Contact Information

For information regarding the Election Court project or McCain v. Obama - a U.S. Supreme Court hypothetical (one hopes), please contact Barbara Peck, (614) 292-0283 or peck.5@osu.edu.

October 20, 2008 Simulation Materials

Key Participants

Chief Justice David F. Levi Chief Justice
David F. Levi
Dean and Professor of Law at Duke Law School;
former Chief Judge for the United States District Court in the Eastern District of California
Thomas R. Phillips Associate Justice
Thomas R. Phillips
retired Chief Justice of the Supreme Court of Texas;
currently with Baker Botts
Patricia Wald Associate Justice
Patricia M. Wald
former Chief Judge for the United States Court of Appeals for the D.C. Circuit;
former Judge for the International Criminal Tribunal
Glen D. Nager Presenting the argument on behalf of petitioners John McCain, et al
Glen D. Nager
Partner, Jones Day (Washington, D.C.);
Chairs of the Issues & Appeals practice at Jones Day;
has argued 12 cases before the U.S. Supreme Court
Walter Dellinger Presenting the argument on behalf of respondents Barack Obama, et al
Walter Dellinger
Partner, O'Melveny & Myers LLP;
Chair of the Appellate Practice at O'Melveny & Myers;
former Solicitor General of the United States
Edward B. Foley Co-Moderator
Edward B. Foley
Director Election Law @ Moritz
Robert M. Duncan/Jones Day Designated Professor of Law
Moritz College of Law
The Ohio State University
John Fortier Co-Moderator
John Fortier
Research Fellow
AEI-Brookings

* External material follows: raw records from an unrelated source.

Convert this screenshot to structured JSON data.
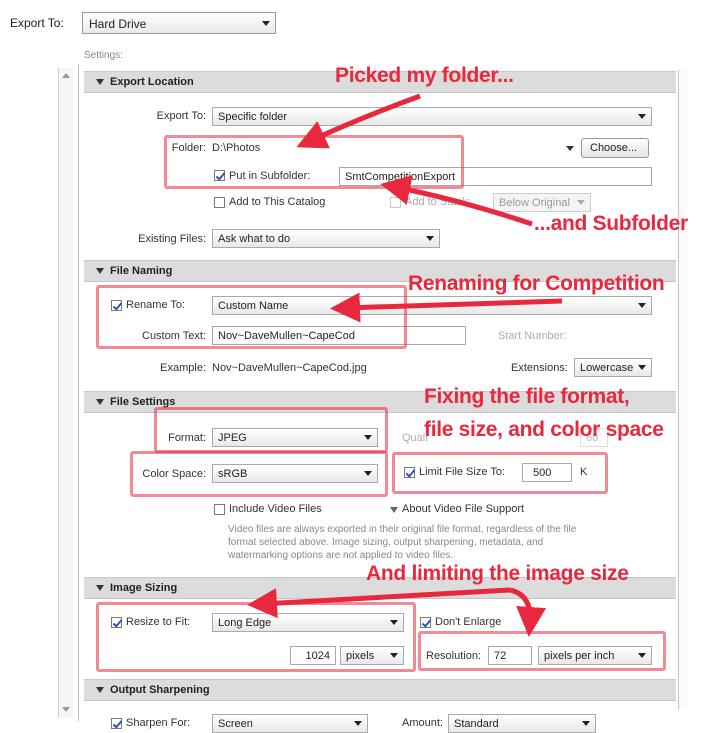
{
  "header": {
    "export_to_label": "Export To:",
    "export_to_value": "Hard Drive",
    "settings_label": "Settings:"
  },
  "sections": {
    "export_location": "Export Location",
    "file_naming": "File Naming",
    "file_settings": "File Settings",
    "image_sizing": "Image Sizing",
    "output_sharpening": "Output Sharpening"
  },
  "export_location": {
    "export_to_label": "Export To:",
    "export_to_value": "Specific folder",
    "folder_label": "Folder:",
    "folder_value": "D:\\Photos",
    "choose_button": "Choose...",
    "put_in_subfolder_label": "Put in Subfolder:",
    "subfolder_value": "SmtCompetitionExport",
    "add_to_catalog_label": "Add to This Catalog",
    "add_to_stack_label": "Add to Stack:",
    "below_original": "Below Original",
    "existing_files_label": "Existing Files:",
    "existing_files_value": "Ask what to do"
  },
  "file_naming": {
    "rename_to_label": "Rename To:",
    "rename_to_value": "Custom Name",
    "custom_text_label": "Custom Text:",
    "custom_text_value": "Nov~DaveMullen~CapeCod",
    "start_number_label": "Start Number:",
    "example_label": "Example:",
    "example_value": "Nov~DaveMullen~CapeCod.jpg",
    "extensions_label": "Extensions:",
    "extensions_value": "Lowercase"
  },
  "file_settings": {
    "format_label": "Format:",
    "format_value": "JPEG",
    "quality_label": "Quali",
    "quality_value": "60",
    "color_space_label": "Color Space:",
    "color_space_value": "sRGB",
    "limit_file_size_label": "Limit File Size To:",
    "limit_file_size_value": "500",
    "limit_unit": "K",
    "include_video_label": "Include Video Files",
    "about_video_label": "About Video File Support",
    "video_note": "Video files are always exported in their original file format, regardless of the file format selected above. Image sizing, output sharpening, metadata, and watermarking options are not applied to video files."
  },
  "image_sizing": {
    "resize_label": "Resize to Fit:",
    "resize_value": "Long Edge",
    "dont_enlarge_label": "Don't Enlarge",
    "size_value": "1024",
    "size_unit": "pixels",
    "resolution_label": "Resolution:",
    "resolution_value": "72",
    "resolution_unit": "pixels per inch"
  },
  "output_sharpening": {
    "sharpen_for_label": "Sharpen For:",
    "sharpen_for_value": "Screen",
    "amount_label": "Amount:",
    "amount_value": "Standard"
  },
  "annotations": {
    "picked_folder": "Picked my folder...",
    "and_subfolder": "...and Subfolder",
    "renaming": "Renaming for Competition",
    "fixing_line1": "Fixing the file format,",
    "fixing_line2": "file size, and color space",
    "limiting": "And limiting the image size"
  },
  "colors": {
    "annotation_red": "#e8283c",
    "section_header": "#dcdcdc"
  }
}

Sponsors

Commentary

Edward B. Foley

McCain v. Obama, a U.S. Supreme Court hypothetical (one hopes)

Election Law @ Moritz, with co-sponsors AEI-Brookings Election Reform Project and the Supreme Court Institute at Georgetown's law school, will conduct simulated adjudication of a hypothetical case involving a dispute over the outcome of this year's presidential election. This experiment will test an idea proposed in recent scholarship: that the public more likely would perceive that courts are fair and impartial in resolving lawsuits over the outcome of high-stakes elections if the courts that adjudicate these cases are specifically structured to be strictly bipartisan.